When Susan Kusel was little, her mother read this story to her over and over. Kusel, now 44, rediscovered the book as an adult while browsing through a Jewish library.
“And I read it just again and again and again,” said Kusel, a librarian at Temple Rodef Shalom who specializes in children’s literature. “As an adult, I still loved it, but I wanted to change it. [I thought] what if this happened? Or, what if that happened? And what if we could do this? And so I started changing it.”
It took nine years and 50 drafts for Kusel to complete “The Passover Guest,” a book for children ages 4 to 8 that was published in January.
Kusel’s reimagines the Yiddish original, written by the Jewish literary giant Y.L. Peretz in 1904, with illustrations by Mark Chagall. There have been at least two other English-language adaptations: a 1973 version by Uri Shulevitz, and a 1993 rendition by Barbara Diamond Goldin.
Kusel set her story in Washington in 1933, during the Great Depression.
“I grew up in the D.C. area, and I love Washington,” she said. “And as someone who’s very familiar with children’s books, I see so many set everywhere else, in New York or in the shtetl. But almost nothing in Washington, [which] has this amazing, rich, wonderful, vibrant Jewish community and I wanted to show it.”
“The Passover Guest” tells the story of Muriel, whose family has fallen on hard times after her father lost his job. With food scarce at home, Muriel wanders around Washington on the eve of Passover, believing the holiday to have been cancelled for her family.
At the Lincoln Memorial, the girl encounters a man performing magic tricks and invites him home. When they arrive Muriel discovers a holiday miracle: a feast of brisket, soup and matzah.
The 40-page picture book is illustrated by Charlottesville artist Sean Rubin. The capital’s landmarks are here, including the former home of Adas Israel Congregation, now Sixth & I Synagogue.
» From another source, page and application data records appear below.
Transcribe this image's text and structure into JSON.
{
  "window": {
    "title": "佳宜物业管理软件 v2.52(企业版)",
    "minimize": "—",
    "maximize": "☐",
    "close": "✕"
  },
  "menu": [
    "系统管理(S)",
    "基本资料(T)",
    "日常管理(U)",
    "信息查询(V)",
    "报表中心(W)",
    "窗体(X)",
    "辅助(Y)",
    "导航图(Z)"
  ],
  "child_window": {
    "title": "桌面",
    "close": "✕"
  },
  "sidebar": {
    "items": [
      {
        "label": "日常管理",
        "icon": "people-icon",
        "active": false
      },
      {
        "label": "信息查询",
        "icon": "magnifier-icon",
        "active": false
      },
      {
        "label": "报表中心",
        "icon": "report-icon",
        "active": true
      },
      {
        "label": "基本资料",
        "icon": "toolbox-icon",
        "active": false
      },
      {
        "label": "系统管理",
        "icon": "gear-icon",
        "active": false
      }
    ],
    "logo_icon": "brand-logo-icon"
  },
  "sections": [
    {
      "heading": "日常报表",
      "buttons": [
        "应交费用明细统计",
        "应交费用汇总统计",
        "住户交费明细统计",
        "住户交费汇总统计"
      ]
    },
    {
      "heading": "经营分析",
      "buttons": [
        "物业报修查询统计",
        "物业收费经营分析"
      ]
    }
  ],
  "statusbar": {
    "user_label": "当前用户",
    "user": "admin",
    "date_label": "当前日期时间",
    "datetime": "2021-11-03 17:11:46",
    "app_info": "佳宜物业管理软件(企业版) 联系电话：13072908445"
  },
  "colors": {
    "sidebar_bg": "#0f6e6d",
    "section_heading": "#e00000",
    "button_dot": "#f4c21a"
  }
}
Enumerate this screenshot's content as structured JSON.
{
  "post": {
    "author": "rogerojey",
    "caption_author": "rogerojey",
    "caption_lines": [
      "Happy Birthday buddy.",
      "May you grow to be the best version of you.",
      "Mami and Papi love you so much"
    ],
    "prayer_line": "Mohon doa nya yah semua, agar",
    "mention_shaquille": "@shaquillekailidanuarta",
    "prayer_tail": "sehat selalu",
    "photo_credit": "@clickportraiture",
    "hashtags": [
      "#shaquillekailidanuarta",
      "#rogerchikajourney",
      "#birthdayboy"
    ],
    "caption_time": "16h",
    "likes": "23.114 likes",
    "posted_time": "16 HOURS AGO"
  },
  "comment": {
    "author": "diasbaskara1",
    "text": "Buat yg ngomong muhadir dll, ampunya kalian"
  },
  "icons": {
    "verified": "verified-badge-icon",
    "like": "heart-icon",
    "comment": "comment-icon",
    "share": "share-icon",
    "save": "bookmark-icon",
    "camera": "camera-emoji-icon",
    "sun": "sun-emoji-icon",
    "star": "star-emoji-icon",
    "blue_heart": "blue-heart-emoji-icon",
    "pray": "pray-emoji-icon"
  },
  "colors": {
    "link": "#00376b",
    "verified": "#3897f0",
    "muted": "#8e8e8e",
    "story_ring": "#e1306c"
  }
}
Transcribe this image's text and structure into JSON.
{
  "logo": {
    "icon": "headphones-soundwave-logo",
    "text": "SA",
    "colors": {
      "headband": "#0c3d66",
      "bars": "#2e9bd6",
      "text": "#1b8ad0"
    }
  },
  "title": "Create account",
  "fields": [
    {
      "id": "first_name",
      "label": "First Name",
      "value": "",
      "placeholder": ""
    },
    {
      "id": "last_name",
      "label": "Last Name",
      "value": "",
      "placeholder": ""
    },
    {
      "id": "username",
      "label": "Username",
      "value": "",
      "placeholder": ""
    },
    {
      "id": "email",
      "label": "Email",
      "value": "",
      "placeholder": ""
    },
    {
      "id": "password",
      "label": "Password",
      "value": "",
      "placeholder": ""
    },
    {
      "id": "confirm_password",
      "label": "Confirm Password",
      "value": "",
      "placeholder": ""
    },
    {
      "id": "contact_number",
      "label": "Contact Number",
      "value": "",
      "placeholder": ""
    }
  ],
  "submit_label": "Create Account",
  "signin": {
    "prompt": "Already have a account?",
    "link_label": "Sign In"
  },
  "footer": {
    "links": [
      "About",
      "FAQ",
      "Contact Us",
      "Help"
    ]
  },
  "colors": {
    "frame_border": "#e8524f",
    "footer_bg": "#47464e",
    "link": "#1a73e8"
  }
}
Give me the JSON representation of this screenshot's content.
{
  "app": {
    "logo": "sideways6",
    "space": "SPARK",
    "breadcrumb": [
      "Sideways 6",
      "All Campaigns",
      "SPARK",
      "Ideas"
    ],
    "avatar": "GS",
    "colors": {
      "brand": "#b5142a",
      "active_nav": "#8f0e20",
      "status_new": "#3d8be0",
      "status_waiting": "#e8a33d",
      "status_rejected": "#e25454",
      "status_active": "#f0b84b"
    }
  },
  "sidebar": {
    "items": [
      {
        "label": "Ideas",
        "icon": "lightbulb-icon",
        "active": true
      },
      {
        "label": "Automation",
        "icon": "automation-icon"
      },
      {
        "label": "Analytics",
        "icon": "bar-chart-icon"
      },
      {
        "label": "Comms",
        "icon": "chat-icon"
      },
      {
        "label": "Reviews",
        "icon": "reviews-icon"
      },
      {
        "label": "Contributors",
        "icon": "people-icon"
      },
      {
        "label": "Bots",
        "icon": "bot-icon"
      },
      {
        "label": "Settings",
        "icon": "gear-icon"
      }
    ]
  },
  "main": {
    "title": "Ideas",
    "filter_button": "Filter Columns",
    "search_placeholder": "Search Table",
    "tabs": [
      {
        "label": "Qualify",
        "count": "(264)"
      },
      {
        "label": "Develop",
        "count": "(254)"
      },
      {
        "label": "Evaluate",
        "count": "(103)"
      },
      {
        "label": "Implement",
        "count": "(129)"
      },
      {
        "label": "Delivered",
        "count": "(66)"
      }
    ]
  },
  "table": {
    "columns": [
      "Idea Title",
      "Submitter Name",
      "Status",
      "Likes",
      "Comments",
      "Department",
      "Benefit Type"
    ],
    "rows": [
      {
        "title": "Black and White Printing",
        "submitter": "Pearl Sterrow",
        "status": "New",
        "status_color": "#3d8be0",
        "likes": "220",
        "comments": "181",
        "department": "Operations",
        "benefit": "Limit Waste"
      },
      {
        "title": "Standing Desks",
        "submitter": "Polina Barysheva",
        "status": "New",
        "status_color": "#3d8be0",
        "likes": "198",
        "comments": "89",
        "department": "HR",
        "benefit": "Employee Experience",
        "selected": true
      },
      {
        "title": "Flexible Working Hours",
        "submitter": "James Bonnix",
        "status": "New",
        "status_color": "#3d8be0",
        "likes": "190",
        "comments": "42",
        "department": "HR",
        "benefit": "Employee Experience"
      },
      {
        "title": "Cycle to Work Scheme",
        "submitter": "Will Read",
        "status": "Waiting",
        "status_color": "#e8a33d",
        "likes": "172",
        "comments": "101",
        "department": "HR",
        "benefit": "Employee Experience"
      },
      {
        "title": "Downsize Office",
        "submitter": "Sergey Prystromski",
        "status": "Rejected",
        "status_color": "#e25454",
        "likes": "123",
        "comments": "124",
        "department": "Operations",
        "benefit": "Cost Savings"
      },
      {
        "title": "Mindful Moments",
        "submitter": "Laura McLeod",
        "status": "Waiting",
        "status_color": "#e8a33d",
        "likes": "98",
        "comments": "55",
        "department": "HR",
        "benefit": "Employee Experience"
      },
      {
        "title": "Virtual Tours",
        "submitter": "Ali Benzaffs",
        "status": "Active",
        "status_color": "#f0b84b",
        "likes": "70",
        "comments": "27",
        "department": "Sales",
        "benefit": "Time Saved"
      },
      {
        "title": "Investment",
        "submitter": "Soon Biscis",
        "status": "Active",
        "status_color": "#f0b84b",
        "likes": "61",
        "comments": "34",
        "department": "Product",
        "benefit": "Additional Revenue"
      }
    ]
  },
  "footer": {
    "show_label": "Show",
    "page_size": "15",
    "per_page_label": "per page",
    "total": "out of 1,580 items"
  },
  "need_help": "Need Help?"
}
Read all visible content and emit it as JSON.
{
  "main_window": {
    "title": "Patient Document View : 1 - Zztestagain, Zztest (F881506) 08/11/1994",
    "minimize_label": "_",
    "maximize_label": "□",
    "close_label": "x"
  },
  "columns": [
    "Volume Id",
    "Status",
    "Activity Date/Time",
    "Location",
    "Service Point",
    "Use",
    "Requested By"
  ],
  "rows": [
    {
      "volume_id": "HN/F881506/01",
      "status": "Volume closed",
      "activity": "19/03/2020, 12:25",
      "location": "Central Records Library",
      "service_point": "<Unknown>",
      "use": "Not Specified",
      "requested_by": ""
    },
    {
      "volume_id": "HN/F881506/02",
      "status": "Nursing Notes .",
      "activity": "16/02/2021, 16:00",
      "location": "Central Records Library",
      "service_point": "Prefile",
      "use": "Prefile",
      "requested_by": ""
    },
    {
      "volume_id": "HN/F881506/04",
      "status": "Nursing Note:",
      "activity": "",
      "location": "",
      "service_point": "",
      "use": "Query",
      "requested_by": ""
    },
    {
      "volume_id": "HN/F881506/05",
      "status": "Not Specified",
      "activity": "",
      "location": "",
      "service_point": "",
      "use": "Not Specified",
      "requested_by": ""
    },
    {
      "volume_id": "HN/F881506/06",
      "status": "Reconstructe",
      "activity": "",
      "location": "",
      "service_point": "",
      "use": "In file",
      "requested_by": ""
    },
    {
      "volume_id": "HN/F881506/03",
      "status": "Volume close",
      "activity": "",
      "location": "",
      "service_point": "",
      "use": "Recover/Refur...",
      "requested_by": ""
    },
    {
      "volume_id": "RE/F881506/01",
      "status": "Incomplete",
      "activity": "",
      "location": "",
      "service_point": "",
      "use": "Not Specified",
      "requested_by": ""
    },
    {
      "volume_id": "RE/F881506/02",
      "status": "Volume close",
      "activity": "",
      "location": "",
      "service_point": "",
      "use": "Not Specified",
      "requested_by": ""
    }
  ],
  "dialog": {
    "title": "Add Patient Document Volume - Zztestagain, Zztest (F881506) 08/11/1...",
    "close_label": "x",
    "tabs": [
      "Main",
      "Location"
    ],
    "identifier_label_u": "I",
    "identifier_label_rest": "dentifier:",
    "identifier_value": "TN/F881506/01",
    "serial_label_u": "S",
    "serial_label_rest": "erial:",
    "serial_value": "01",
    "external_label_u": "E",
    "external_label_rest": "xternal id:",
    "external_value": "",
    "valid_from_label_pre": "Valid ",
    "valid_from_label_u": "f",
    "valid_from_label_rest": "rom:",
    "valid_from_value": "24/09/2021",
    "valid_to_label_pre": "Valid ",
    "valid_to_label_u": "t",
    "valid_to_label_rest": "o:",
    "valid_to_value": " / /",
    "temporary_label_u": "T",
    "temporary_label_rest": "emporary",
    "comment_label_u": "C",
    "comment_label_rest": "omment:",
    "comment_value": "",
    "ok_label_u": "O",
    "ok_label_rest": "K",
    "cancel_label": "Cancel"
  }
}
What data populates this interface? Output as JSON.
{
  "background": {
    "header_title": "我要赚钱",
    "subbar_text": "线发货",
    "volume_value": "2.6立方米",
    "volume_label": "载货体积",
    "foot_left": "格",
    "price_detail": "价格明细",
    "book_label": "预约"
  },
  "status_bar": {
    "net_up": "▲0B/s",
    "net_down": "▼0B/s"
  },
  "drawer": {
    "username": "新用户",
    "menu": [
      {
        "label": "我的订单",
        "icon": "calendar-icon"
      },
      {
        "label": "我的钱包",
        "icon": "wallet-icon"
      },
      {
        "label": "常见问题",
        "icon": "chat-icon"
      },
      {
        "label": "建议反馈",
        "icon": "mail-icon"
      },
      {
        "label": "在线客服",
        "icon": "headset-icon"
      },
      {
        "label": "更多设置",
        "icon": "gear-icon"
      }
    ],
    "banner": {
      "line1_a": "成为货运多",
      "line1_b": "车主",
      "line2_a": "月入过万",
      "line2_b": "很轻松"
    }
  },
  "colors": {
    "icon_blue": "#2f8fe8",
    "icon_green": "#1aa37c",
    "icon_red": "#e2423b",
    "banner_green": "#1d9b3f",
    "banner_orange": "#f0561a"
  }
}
To help with historical accuracy, Kusel consulted the archive at the Lillian & Albert Small Capital Jewish Museum.
Kusel set her book during the Great Depression as a means to explain why the characters were living in poverty. The pandemic has made her struggling characters more real to readers, she said.
Kusel, an Arlington resident, has managed Temple Rodef Shalom’s collection of 5,000 books since 2014. But before transitioning into “the best career ever,” she worked in theater management. She made the career change after stopping by the Politics and Prose bookstore in Chevy Chase.
“And I looked around and I said, ‘Oh, my gosh, I love it here. Do you have a job application?’”
“Books are amazing. You can go anywhere, in any time period, in any location. Learn any fact,” she said. “And you can do so much with a children’s book, just as an art form. And then as a parent, as a librarian, watching the effect a book has on a kid is amazing.”
With “The Passover Guest,” Kusel said she can pass on a story that means so much to her.
“It’s important to keep telling Jewish stories and to keep setting them in different places and times,” Kusel said. “I think they need to be told, I think they should be told from all different perspectives and angles.”
This story was first published by Washington Jewish Week.